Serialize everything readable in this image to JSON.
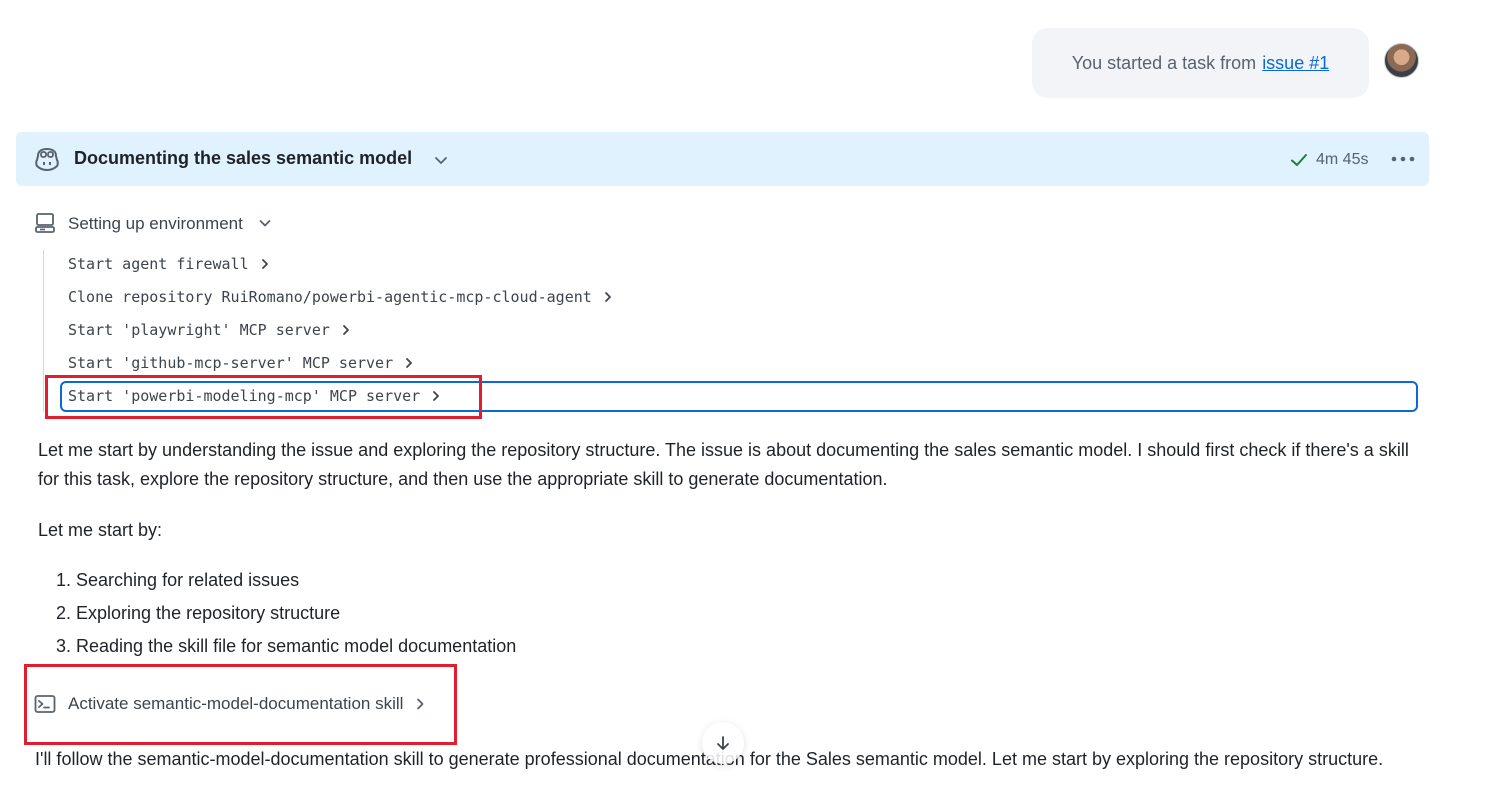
{
  "user_message": {
    "text": "You started a task from",
    "link_text": "issue #1"
  },
  "session": {
    "title": "Documenting the sales semantic model",
    "duration": "4m 45s",
    "status": "completed"
  },
  "setup": {
    "label": "Setting up environment",
    "steps": [
      "Start agent firewall",
      "Clone repository RuiRomano/powerbi-agentic-mcp-cloud-agent",
      "Start 'playwright' MCP server",
      "Start 'github-mcp-server' MCP server",
      "Start 'powerbi-modeling-mcp' MCP server"
    ]
  },
  "content": {
    "paragraph1": "Let me start by understanding the issue and exploring the repository structure. The issue is about documenting the sales semantic model. I should first check if there's a skill for this task, explore the repository structure, and then use the appropriate skill to generate documentation.",
    "paragraph2": "Let me start by:",
    "list": [
      "1. Searching for related issues",
      "2. Exploring the repository structure",
      "3. Reading the skill file for semantic model documentation"
    ],
    "skill_action": "Activate semantic-model-documentation skill",
    "paragraph3": "I'll follow the semantic-model-documentation skill to generate professional documentation for the Sales semantic model. Let me start by exploring the repository structure."
  },
  "colors": {
    "header_bg": "#dff2fd",
    "link": "#0969da",
    "highlight_red": "#e01e2d",
    "success_green": "#1a7f37"
  },
  "icons": [
    "copilot-icon",
    "chevron-down-icon",
    "check-icon",
    "kebab-menu-icon",
    "server-icon",
    "chevron-right-icon",
    "terminal-icon",
    "arrow-down-icon"
  ]
}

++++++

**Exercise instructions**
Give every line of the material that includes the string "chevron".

**Response to the exercise**
    "chevron-down-icon",
    "chevron-right-icon",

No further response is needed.